At the age of 17, Anneliese suffered from convulsions. Although diagnosed with grand mal epilepsy, some of her symptoms couldn’t be explained, like the auditory hallucinations she would experience while praying. These hallucinations told her she was “damned” and that she would “rot in hell.” By 1973 she was suffering from severe depression, and although she requested an exorcism on two separate accounts from the local priest, she was twice denied.
Things rapidly escalated. Anneliese would perform 600 genuflections a day (bending her knees to the ground, which resulted in the rupturing of her knee ligaments). She barked like a dog for two days, ate spiders, licked up her own urine, and bit the head off a dead bird. Anneliese was showing signs of schizophrenia, but she and her family refused medical intervention. Instead, in 1975, Anneliese requested another exorcism and the Bishop of Wurzburg accepted her request.

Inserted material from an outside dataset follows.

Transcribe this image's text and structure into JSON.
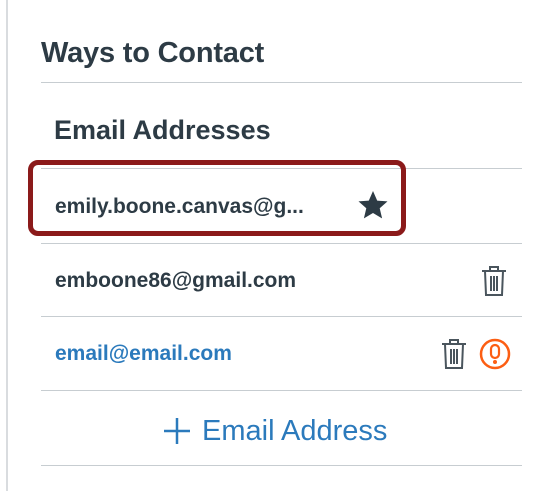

A local priest soon suggested that Anneliese was possessed by six demonic spirits, including Lucifer, Judas Iscariot, Nero, Cain, and Adolf Hitler. She was subjected to 67 rites of exorcism over nine months. She eventually died in 1976 due to self-imposed starvation—a desperate bid to free herself from Satan’s grasp. Her last words were “Mother, I’m afraid.”
Anneliese’s parents were put on trial for their daughter’s murder and, along with the two rural priests who performed the exorcism, were found guilty of negligent homicide. All four were given suspended sentences of six months in prison and three years’ probation. Her mother has gone on record as saying that she doesn’t regret her actions and believed her daughter had to be exorcised as she was “bearing stigmata and that was a sign from God.” She also stated that Anneliese “died to save other lost souls, to atone for their sins.”
The movie The Exorcism of Emily Rose is loosely based on Anneliese’s story. You can listen to an audio recording of the exorcism here.
Gareth May is an author and the co-editor of relationship website His “n” Hers Handbook. His debut book, 150 Things Every Man Should Know, published in November 2009, was selected as one of the best books of the year by The Independent on Sunday. It has been published in the USA, Russia and China. His second book, Man of the World, was published in June, 2012. Born and bred in Devon, he now lives in London.